The dip in the economy is taking a toll as manufacturing giant Cadbury succumbed to falling sales even if it was able to turn a profit.
Cadbury sold N25.8 billion of its products but it was 10.8 percent short of the N28.9 achieved in the equivalent quarter in 2019. But management effectively tamed cost , leading first to better operating results and then improved bottom line. Operating profit crossed the billion mark to N1.13 billion from N811.9 million. A direct result is improvement pretax profit to 1.22 billion from N925.8 million. The company’s bottom line also jumped by 3.8 percent to N854.5 million from N648 million.
Despite the deft management by Cadbury, it’s stock price has been on the losers side, dropping to N.25 from N9.6.
Cadbury has a history of performing against the tide, at least in this financial year.
Although in the first quarter of the new financial year, the company failed to impress in terms of volume, it made up by running a very efficient manufacturing company.
We had observed earlier when first quarter results came in that it’s volumes did not quite add but it’s margins were enough to keep it in reckoning. It may be the company’s strategy going forward as the economy looks to dip in the new quarter.
At the end of business in the first quarter ending March 31, Cadbury garnered Total Revenue of N8.56 billion but it was 7.86 percent short of the N9.3 billion stashed in the equivalent period in 2019. But the economy grew 2.55 percent in the period indicating a better economic state than before and the company should have had a rub on effect on sales. This didn’t happen, possibly because inflation was as also on the rise, spiking to 12.26 percent and restricting purchasing power.
The company spent less to market its products in the period as Cost of Sales dropped 9.32 percent to N6.3 billion from N6.9 billion. The result was a 3.6 percent slide in gross profit to N2.29 billion. Despite the downward movement of top line profit, the company’s gross profit margin inched upwards to 26.7 percent from 25.6 percent.
Seeing that top line profit is on a shaky footing, it was crucial to keep operating costs down.
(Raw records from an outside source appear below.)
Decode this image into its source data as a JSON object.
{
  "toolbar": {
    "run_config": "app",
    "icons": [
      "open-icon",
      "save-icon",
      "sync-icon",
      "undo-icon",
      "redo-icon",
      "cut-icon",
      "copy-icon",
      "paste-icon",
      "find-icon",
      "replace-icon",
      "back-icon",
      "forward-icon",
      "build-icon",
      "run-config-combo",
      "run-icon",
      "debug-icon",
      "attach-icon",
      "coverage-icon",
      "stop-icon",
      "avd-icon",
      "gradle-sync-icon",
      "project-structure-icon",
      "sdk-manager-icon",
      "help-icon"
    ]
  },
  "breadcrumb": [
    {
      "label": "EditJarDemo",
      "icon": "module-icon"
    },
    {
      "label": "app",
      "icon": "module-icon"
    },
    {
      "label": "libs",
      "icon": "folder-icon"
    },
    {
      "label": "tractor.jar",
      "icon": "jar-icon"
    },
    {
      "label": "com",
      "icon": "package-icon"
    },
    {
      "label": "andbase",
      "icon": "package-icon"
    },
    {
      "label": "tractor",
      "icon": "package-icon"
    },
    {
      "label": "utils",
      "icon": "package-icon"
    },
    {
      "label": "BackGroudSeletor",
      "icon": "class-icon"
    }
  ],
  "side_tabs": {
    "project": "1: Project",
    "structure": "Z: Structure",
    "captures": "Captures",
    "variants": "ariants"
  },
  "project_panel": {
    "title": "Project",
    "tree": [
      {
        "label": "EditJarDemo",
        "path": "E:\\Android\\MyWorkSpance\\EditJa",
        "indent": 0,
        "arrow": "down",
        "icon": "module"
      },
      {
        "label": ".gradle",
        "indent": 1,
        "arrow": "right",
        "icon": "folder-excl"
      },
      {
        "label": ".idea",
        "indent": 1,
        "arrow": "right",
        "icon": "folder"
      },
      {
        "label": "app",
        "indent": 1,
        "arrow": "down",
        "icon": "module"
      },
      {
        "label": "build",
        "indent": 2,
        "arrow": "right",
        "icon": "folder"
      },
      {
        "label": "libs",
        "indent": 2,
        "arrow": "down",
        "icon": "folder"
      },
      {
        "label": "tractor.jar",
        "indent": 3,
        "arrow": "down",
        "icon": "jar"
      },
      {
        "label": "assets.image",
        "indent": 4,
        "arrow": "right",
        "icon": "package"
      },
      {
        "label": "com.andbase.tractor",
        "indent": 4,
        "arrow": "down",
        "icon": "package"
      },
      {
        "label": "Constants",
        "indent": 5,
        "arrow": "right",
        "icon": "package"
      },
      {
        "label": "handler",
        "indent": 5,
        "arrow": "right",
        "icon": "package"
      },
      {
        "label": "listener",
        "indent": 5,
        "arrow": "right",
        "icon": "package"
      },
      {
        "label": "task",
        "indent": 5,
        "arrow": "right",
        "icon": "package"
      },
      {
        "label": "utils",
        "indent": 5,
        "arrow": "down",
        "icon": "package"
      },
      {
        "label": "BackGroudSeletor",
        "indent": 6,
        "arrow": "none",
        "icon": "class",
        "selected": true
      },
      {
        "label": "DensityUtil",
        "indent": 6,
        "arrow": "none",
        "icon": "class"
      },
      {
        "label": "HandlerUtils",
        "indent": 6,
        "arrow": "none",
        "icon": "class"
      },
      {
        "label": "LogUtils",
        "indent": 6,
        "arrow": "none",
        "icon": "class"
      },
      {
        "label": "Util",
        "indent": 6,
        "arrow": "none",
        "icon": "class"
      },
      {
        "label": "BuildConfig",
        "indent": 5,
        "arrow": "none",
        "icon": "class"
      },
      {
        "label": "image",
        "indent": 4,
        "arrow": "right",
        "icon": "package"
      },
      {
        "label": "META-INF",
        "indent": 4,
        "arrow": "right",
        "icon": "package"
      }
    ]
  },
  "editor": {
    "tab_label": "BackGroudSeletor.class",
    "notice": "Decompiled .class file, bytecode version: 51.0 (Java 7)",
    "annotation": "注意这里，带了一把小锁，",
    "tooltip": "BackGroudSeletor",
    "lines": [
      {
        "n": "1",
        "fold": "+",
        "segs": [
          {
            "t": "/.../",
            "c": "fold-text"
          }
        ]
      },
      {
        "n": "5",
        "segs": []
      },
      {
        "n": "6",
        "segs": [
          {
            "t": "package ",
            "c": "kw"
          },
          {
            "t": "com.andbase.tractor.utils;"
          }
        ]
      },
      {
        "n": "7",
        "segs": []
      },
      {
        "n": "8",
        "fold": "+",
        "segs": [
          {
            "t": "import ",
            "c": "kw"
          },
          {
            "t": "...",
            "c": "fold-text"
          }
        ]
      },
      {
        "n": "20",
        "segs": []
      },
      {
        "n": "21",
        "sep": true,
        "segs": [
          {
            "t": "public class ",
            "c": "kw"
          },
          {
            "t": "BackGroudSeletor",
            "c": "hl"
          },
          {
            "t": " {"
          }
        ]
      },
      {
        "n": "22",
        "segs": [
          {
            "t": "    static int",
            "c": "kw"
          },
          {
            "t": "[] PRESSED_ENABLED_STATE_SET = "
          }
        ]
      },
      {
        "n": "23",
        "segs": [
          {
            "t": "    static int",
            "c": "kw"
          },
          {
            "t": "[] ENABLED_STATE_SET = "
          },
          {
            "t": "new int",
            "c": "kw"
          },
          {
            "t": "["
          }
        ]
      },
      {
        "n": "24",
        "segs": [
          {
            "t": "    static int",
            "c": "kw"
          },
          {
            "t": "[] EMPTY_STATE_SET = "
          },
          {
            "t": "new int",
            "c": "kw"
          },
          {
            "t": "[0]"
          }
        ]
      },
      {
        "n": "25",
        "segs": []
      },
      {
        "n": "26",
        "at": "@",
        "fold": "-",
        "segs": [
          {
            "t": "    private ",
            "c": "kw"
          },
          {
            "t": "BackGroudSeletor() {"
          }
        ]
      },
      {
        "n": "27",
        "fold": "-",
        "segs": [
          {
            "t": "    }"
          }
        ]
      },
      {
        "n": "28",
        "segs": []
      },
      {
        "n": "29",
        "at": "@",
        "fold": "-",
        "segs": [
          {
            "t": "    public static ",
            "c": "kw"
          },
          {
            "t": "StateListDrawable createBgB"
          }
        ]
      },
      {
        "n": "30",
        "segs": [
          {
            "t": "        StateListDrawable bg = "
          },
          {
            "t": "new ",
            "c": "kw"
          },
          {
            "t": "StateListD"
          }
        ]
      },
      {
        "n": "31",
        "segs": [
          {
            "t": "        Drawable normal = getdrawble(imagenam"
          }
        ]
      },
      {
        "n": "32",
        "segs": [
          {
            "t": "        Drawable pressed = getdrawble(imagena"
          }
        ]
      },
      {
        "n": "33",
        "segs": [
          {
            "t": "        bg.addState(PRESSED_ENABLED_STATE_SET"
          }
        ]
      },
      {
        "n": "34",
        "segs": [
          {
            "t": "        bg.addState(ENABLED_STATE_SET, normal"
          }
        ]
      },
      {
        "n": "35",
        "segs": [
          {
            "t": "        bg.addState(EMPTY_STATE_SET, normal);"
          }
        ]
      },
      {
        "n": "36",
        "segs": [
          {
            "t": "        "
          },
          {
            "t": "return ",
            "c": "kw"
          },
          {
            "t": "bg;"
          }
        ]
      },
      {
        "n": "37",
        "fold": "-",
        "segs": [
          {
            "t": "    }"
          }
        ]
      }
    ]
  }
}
That’s exactly what the company did by pushing down selling, distribution and administrative costs or it’s variable cost. The effect was an instant jump in operating results, as operating profit leapt 23.6 percent to N882.5 million from N713.65 million. The move ensured operating margin improved to 10.3 percent from 7.7 percent indicating that the operational efficiency of the makers of Bournvita improved in the period.
The company’s operational efficiency also paid off with regards to pretax profit, which climbed up by a quarter to N912.8 million from N723.9 million. Pretax profit margin responded with a rise to 10.8 percent from 7.8 percent.
With operating profit and pretax profits on a positive trajectory, the company’s bottom line reacted with a rise of 26.1 percent to N638.94 million from N506.75 million and a better net profit margin of 7.5 percent from 5.4 percent.
The spruced up margins achieved by the company were also seen in improved Return on Assets ( ROA) and Return On Equity (ROE). The ability of company assets to deliver profits improved to 2 percent from 1.27 percent while Equity contributed 4.5 percent to profits compared to 3.7 percent achieved in the equivalent quarter in 2019.
The company’s ability to improve profits in the face of dwindling sales in an inflationary environment may have caught the fancy of investors whose activities left Cadbury on the gainers table last Friday when the company stock sold for N8.65 after gaining N0.65, an upward trend noticed since May 28 after a dip on the 27th.
It is hoped that the company can continue to apply its efficiency measures going forward as the outlook for the economy is one that is to slow considerably in the coming months, likely entering a recession. While an economy-wide slowdown is most certainly going to gnaw at sales and bottom line, a resort to maintaining or growing margins will help the company stock remain attractive.